▸ Work to complete
Among the entries that follow, some lines contain the word "file". Show all of them.

Interface dataset entries:
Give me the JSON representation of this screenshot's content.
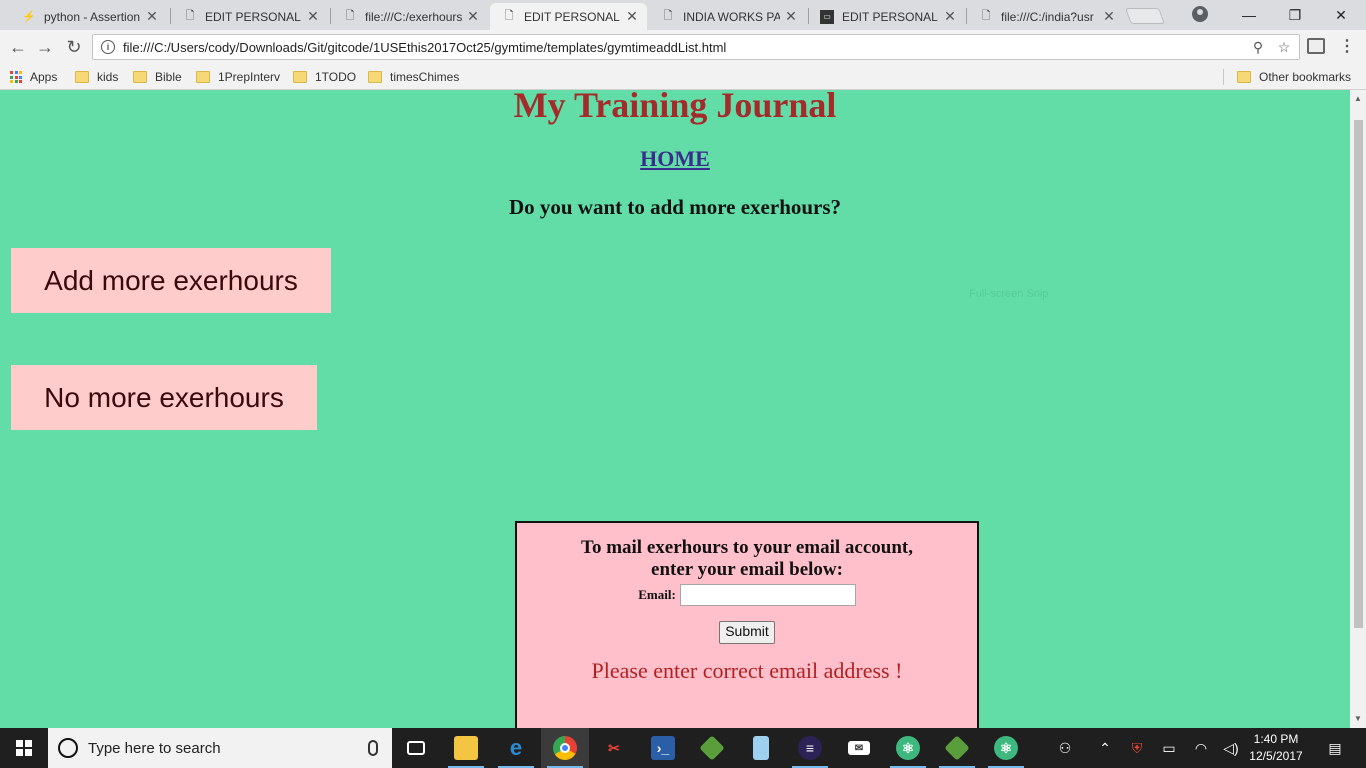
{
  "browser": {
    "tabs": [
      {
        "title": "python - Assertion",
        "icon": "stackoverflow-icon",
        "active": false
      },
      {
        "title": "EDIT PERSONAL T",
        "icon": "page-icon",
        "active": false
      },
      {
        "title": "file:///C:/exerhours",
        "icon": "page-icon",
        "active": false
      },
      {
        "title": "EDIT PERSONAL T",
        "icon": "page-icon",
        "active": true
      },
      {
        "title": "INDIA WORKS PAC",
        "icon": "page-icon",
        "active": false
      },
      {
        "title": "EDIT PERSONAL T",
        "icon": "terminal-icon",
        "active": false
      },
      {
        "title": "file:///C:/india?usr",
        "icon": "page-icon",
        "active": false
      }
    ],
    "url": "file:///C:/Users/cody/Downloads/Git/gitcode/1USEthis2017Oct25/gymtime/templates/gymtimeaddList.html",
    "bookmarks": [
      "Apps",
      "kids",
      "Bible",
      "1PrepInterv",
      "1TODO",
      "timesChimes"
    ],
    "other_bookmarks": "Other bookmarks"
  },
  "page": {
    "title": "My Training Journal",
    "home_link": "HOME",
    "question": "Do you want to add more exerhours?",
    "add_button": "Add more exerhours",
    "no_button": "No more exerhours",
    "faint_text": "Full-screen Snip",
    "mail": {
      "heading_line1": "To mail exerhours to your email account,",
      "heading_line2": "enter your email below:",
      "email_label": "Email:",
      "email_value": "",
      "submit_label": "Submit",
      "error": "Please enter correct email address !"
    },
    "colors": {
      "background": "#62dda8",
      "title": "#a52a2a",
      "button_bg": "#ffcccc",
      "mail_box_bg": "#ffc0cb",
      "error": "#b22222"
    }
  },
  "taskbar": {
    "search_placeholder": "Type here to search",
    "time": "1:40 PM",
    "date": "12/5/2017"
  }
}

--

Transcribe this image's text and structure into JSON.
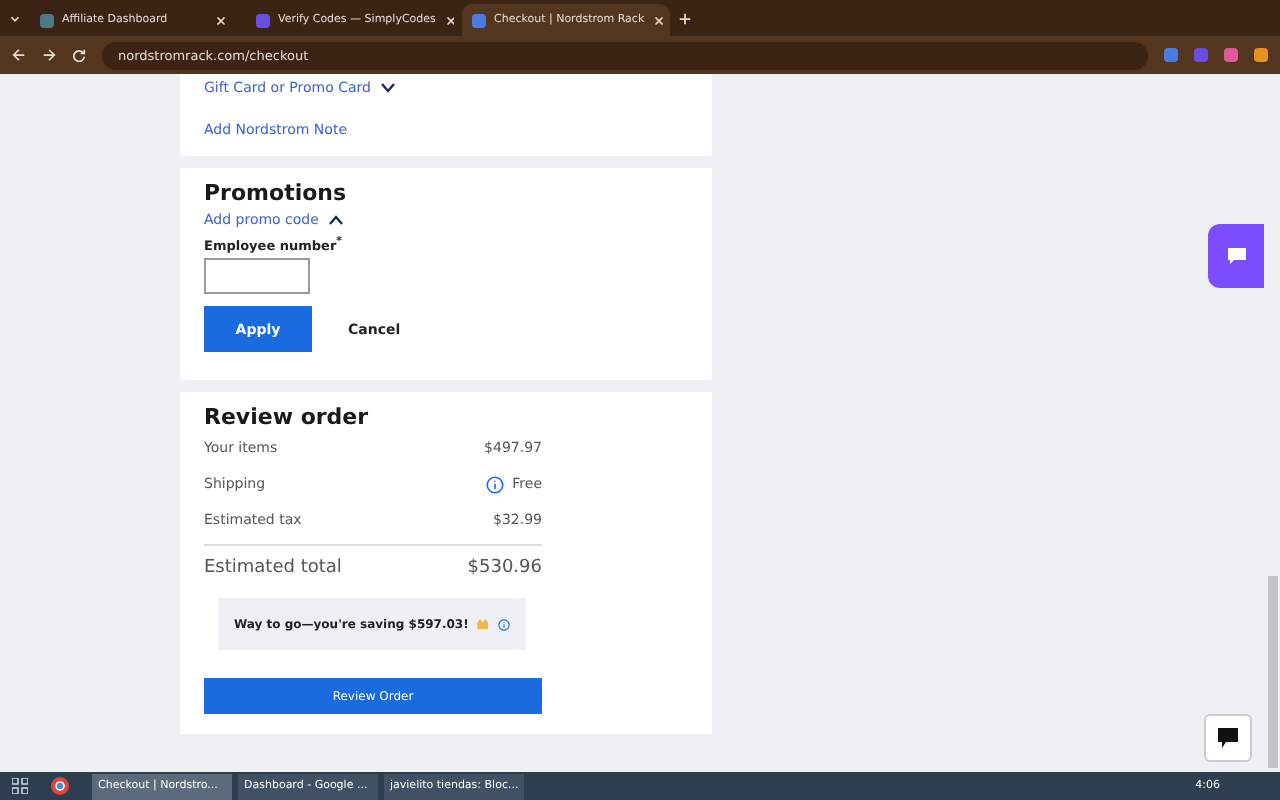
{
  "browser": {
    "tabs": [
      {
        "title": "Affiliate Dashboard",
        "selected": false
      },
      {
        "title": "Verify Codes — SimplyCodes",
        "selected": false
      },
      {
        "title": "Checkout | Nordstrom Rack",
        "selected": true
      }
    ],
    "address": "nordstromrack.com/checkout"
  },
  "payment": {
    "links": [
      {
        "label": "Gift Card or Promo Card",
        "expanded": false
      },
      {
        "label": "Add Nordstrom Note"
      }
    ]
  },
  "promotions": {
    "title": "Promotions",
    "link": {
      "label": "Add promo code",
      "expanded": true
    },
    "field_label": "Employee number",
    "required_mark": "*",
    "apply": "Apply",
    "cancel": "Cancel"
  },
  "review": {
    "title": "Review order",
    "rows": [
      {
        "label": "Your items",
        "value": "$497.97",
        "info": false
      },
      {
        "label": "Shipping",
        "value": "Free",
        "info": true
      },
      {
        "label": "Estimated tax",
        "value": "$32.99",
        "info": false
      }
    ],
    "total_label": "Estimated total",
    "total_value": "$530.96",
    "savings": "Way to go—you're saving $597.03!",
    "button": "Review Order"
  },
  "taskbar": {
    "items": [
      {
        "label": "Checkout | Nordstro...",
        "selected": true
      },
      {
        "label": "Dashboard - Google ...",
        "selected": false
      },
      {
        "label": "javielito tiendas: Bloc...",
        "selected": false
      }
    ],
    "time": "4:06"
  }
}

▸ Answer area
        "title": "file:///C:/exerhours",
        "title": "file:///C:/india?usr",
    "url": "file:///C:/Users/cody/Downloads/Git/gitcode/1USEthis2017Oct25/gymtime/templates/gymtimeaddList.html",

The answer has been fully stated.